*** Opening Records for processing ***

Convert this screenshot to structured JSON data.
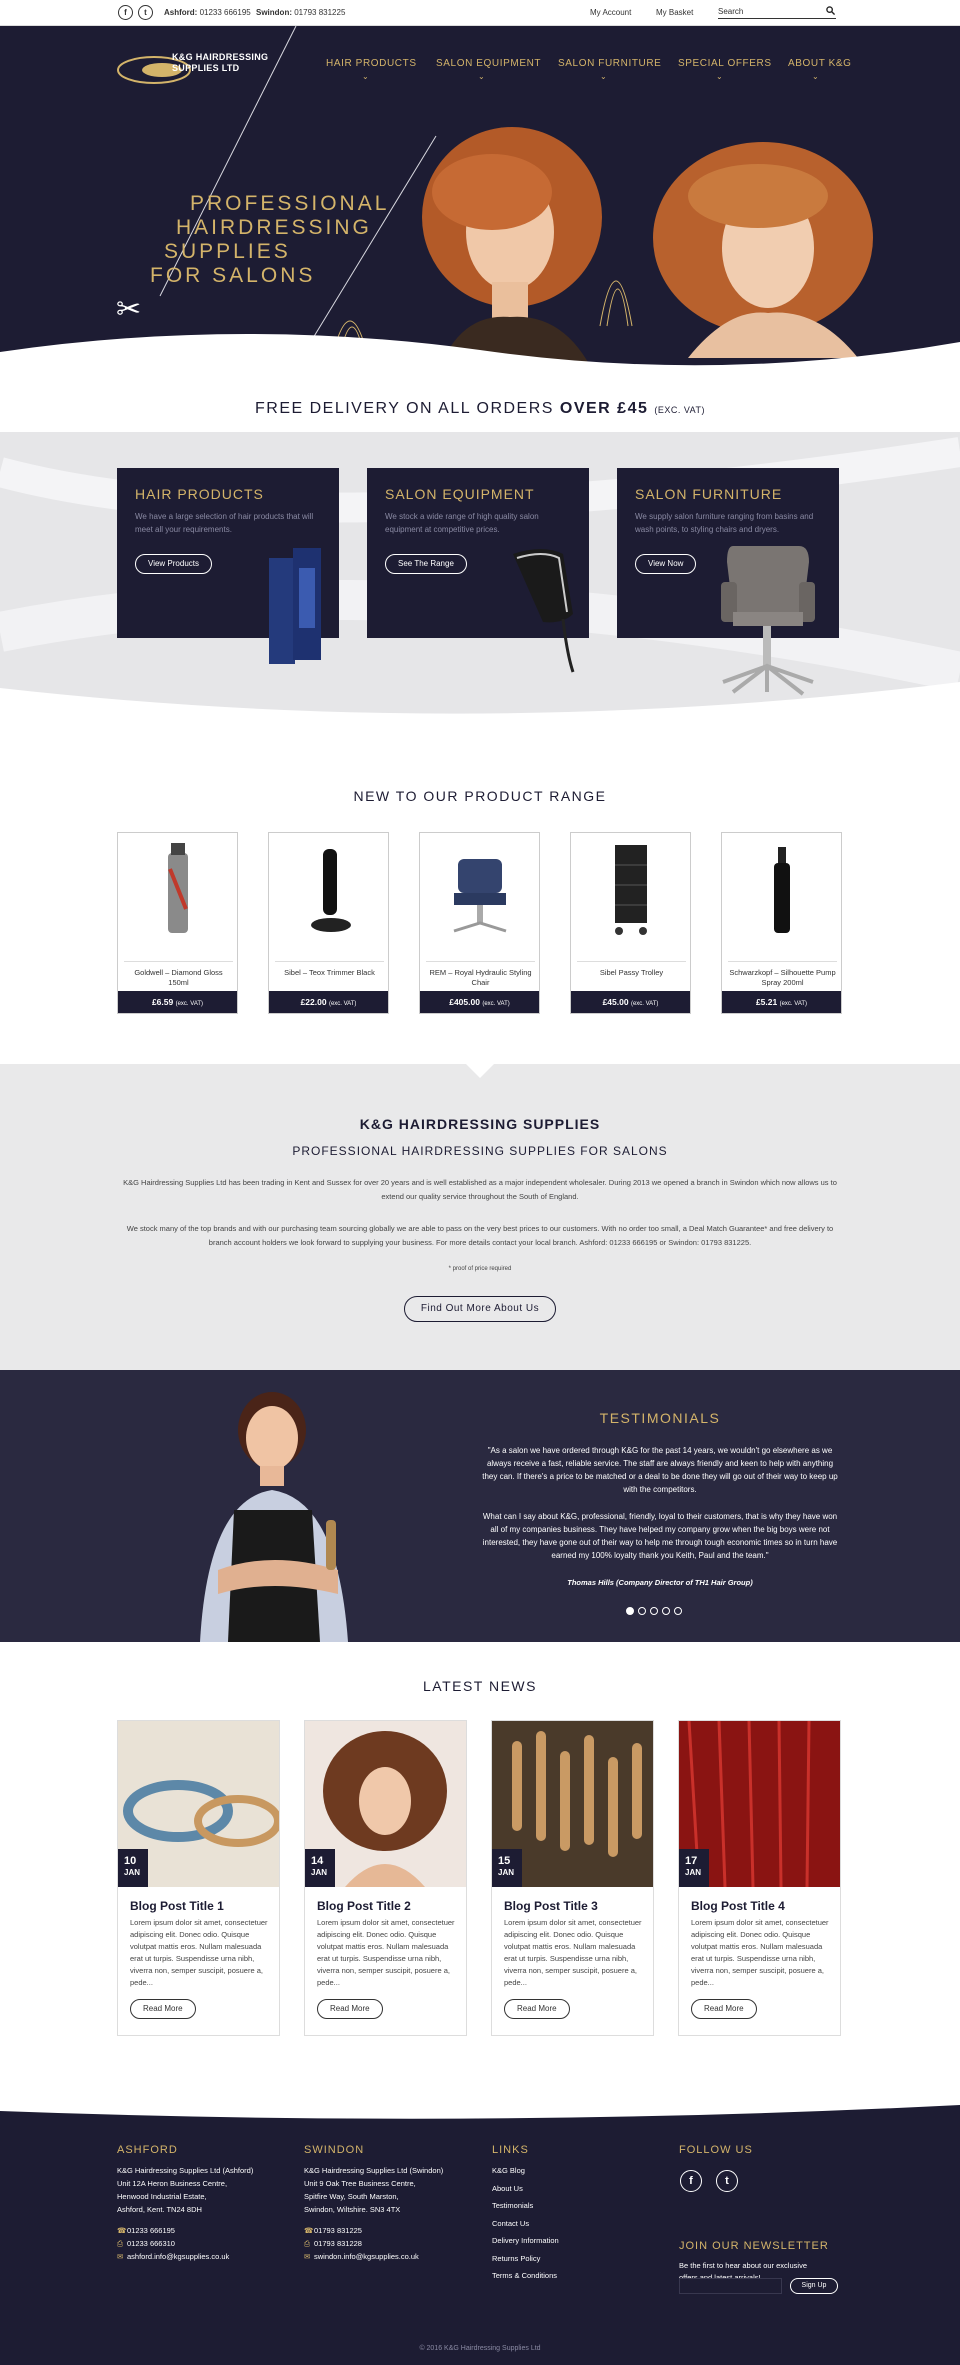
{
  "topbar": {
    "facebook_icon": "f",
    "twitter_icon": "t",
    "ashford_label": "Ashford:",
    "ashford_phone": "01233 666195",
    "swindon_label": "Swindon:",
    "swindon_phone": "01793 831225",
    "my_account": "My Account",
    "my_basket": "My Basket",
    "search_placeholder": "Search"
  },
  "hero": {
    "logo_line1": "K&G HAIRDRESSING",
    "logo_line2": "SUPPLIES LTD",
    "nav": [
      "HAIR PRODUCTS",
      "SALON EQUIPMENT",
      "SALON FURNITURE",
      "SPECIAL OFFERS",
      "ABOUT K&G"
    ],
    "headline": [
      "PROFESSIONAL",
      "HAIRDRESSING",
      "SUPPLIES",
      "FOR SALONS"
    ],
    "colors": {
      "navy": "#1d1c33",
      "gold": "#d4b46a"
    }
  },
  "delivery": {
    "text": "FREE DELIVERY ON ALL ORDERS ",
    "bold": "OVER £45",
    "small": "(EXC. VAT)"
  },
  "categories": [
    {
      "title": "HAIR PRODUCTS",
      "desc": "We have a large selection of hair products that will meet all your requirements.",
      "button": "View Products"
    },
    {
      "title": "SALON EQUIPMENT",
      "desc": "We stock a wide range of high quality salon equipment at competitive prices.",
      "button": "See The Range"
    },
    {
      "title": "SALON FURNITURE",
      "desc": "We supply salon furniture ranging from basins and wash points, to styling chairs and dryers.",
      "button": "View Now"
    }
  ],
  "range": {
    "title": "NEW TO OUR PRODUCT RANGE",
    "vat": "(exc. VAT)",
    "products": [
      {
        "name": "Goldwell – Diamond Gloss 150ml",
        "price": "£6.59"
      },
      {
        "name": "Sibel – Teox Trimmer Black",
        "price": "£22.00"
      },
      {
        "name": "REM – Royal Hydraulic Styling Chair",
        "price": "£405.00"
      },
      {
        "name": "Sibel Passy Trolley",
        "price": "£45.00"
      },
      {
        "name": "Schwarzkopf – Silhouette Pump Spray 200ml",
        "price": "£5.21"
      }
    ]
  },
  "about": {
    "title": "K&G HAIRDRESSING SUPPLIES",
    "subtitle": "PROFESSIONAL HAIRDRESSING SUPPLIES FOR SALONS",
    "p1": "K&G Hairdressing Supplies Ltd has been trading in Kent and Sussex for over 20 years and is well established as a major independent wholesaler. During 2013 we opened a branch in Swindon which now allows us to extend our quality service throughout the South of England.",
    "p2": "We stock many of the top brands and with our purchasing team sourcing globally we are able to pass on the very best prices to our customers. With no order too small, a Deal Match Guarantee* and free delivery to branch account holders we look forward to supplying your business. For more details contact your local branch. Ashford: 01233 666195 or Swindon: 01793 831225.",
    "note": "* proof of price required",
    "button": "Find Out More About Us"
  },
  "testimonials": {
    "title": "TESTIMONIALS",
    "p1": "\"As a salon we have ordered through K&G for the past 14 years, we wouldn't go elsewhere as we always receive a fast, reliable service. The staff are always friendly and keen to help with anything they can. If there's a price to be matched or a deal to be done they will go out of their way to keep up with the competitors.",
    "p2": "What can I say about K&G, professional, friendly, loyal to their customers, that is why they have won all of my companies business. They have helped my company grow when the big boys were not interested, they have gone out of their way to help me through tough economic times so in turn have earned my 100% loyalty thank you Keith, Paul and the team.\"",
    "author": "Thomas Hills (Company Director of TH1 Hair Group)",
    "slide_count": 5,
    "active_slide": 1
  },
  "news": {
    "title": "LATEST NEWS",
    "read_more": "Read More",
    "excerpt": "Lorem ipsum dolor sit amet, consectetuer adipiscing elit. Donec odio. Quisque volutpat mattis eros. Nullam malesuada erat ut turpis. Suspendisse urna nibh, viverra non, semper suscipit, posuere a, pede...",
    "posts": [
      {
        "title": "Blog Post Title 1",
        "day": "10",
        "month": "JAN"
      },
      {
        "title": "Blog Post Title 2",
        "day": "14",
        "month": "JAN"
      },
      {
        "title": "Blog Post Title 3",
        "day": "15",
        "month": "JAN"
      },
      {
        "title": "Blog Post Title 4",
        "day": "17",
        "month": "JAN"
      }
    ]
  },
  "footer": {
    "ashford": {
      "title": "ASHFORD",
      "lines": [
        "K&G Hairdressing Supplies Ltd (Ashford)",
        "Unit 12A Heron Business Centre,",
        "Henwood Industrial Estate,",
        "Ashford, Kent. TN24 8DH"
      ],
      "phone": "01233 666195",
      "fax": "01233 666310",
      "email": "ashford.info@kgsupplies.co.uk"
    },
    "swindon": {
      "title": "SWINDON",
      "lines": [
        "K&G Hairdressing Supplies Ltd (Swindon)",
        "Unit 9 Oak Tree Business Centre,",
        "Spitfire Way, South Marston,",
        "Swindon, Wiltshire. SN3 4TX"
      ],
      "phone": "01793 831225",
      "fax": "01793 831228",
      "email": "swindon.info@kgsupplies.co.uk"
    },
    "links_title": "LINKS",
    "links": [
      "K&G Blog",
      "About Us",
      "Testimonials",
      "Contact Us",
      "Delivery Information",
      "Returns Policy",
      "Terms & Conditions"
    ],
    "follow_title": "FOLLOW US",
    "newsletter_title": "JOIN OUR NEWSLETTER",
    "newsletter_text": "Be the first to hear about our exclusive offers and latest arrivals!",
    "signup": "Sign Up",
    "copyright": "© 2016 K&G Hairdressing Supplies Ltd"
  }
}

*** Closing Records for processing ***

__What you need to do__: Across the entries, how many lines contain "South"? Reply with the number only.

__Completed task__: 2